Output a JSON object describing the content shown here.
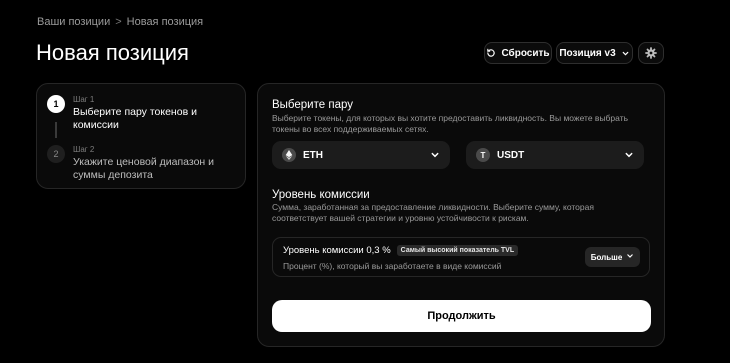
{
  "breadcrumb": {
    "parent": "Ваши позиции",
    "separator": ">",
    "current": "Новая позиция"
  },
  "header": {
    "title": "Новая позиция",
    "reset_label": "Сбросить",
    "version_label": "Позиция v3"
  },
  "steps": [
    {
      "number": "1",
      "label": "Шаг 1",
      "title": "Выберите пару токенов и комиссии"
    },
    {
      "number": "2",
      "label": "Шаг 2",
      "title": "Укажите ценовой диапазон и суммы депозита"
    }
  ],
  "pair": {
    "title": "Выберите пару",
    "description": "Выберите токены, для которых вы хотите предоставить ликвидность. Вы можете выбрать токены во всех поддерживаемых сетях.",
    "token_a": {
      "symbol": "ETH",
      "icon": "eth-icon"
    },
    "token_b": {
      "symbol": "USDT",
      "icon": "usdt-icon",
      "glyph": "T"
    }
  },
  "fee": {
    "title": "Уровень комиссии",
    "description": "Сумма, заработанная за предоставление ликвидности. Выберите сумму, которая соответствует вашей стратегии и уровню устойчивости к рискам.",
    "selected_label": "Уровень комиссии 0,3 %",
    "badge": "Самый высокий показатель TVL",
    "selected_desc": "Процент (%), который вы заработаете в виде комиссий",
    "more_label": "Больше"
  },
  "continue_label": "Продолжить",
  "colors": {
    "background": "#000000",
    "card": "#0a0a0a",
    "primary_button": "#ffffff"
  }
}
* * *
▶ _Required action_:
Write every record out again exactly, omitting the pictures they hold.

▶ _Your response_:
Output a JSON object describing the content shown here.
{
  "breadcrumb": {
    "parent": "Ваши позиции",
    "separator": ">",
    "current": "Новая позиция"
  },
  "header": {
    "title": "Новая позиция",
    "reset_label": "Сбросить",
    "version_label": "Позиция v3"
  },
  "steps": [
    {
      "number": "1",
      "label": "Шаг 1",
      "title": "Выберите пару токенов и комиссии"
    },
    {
      "number": "2",
      "label": "Шаг 2",
      "title": "Укажите ценовой диапазон и суммы депозита"
    }
  ],
  "pair": {
    "title": "Выберите пару",
    "description": "Выберите токены, для которых вы хотите предоставить ликвидность. Вы можете выбрать токены во всех поддерживаемых сетях.",
    "token_a": {
      "symbol": "ETH",
      "icon": "eth-icon"
    },
    "token_b": {
      "symbol": "USDT",
      "icon": "usdt-icon",
      "glyph": "T"
    }
  },
  "fee": {
    "title": "Уровень комиссии",
    "description": "Сумма, заработанная за предоставление ликвидности. Выберите сумму, которая соответствует вашей стратегии и уровню устойчивости к рискам.",
    "selected_label": "Уровень комиссии 0,3 %",
    "badge": "Самый высокий показатель TVL",
    "selected_desc": "Процент (%), который вы заработаете в виде комиссий",
    "more_label": "Больше"
  },
  "continue_label": "Продолжить",
  "colors": {
    "background": "#000000",
    "card": "#0a0a0a",
    "primary_button": "#ffffff"
  }
}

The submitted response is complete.